Others suggest that the government used holographic missiles that only looked like 757s. Since when has the government had Star Trek like holographic technology? Am I to conclude that all those terrified passengers who called from the cell-phones were really on some holo-deck in a government facility? Yet tin-hat theologians will continue to buy into those fanciful scenarios because it apparently justify some religious reasoning about the power of one world government or something.
– Conspiracies are based upon irrational scenarios. The fanciful ones are bad enough, but even more telling evidence showing how bogus conspiracy theories can be is how the ones with similar themes will contradict each other.
For instance, let’s return to the moon hoax. Moon hoax conspirators are convinced that none of the Apollo missions went to the moon and the government is covering it up. Yet, other conspiracy theorists claim the Apollo missions did get men to the moon, but the government is attempting to cover over the fact that the astronauts saw giant building and other alien structures. Now, both of those scenarios cannot be correct. Which one is wrong and which one is right and why?
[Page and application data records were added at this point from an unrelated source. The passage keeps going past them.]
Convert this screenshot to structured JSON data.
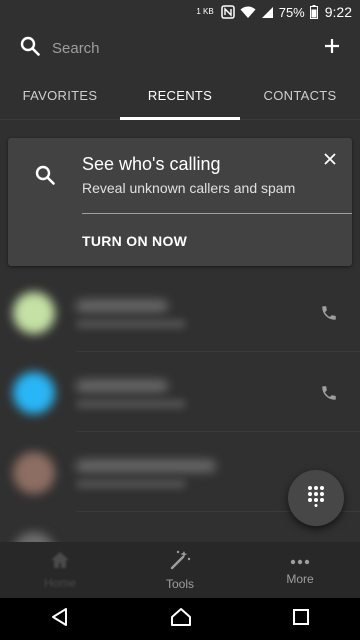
{
  "status": {
    "network_speed": "1 KB",
    "battery": "75%",
    "time": "9:22"
  },
  "search": {
    "placeholder": "Search"
  },
  "tabs": [
    {
      "label": "FAVORITES",
      "active": false
    },
    {
      "label": "RECENTS",
      "active": true
    },
    {
      "label": "CONTACTS",
      "active": false
    }
  ],
  "promo": {
    "title": "See who's calling",
    "subtitle": "Reveal unknown callers and spam",
    "action": "TURN ON NOW"
  },
  "recents": [
    {
      "avatar_color": "#c5e1a5"
    },
    {
      "avatar_color": "#29b6f6"
    },
    {
      "avatar_color": "#8d6e63"
    }
  ],
  "bottom_nav": [
    {
      "label": "Home",
      "icon": "home-icon"
    },
    {
      "label": "Tools",
      "icon": "magic-wand-icon"
    },
    {
      "label": "More",
      "icon": "more-horizontal-icon"
    }
  ],
  "colors": {
    "background": "#303030",
    "card": "#424242",
    "nav": "#282828"
  }
}
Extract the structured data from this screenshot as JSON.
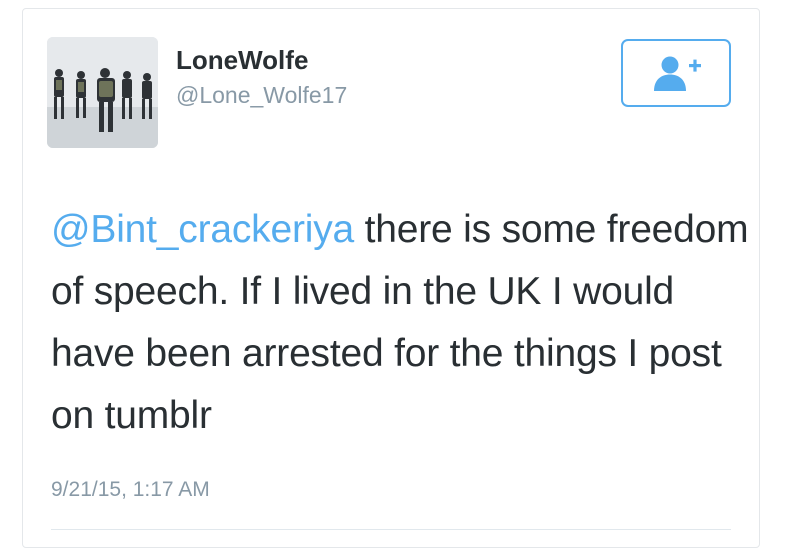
{
  "user": {
    "display_name": "LoneWolfe",
    "handle": "@Lone_Wolfe17"
  },
  "follow_button": {
    "icon": "add-user-icon",
    "color": "#55acee"
  },
  "tweet": {
    "mention": "@Bint_crackeriya",
    "text": " there is some freedom of speech. If I lived in the UK I would have been arrested for the things I post on tumblr",
    "timestamp": "9/21/15, 1:17 AM"
  },
  "colors": {
    "text": "#292f33",
    "muted": "#8899a6",
    "link": "#55acee"
  }
}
It would be good to remind ourselves of Ockham’s razor, the philosophical principle developed by the philosopher Christian William of Ockham in the 14th century. Simply put Ockham’s razor states: all things being equal, the simplest explanation is probably the correct one. What is the simplest explanation for the moon landing? Was it hoaxed and then systematically covered up? Or did NASA really send up 17 Apollo missions with five of them (excepting #13) landing on the moon?
Consider another one from the fevered minds of end-times fanatics. Their literature is filled with warnings for believers to beware of events that are transpiring in the current day world that will allegedly lead to a One World government and the rise of the Antichrist. Yet, I would think, as ones who are fixated on end-times events and the Second Coming of Jesus, they would want a One World government taking place and the Antichrist coming forward.
Those are just a handful of examples of how conspiracy theories are detrimental to a Christian’s spirituality. A Christian who gives himself to pursuing conspiracy theories or allowing them to shape his or her view of the world is in danger of putting his mind in subjection to futility.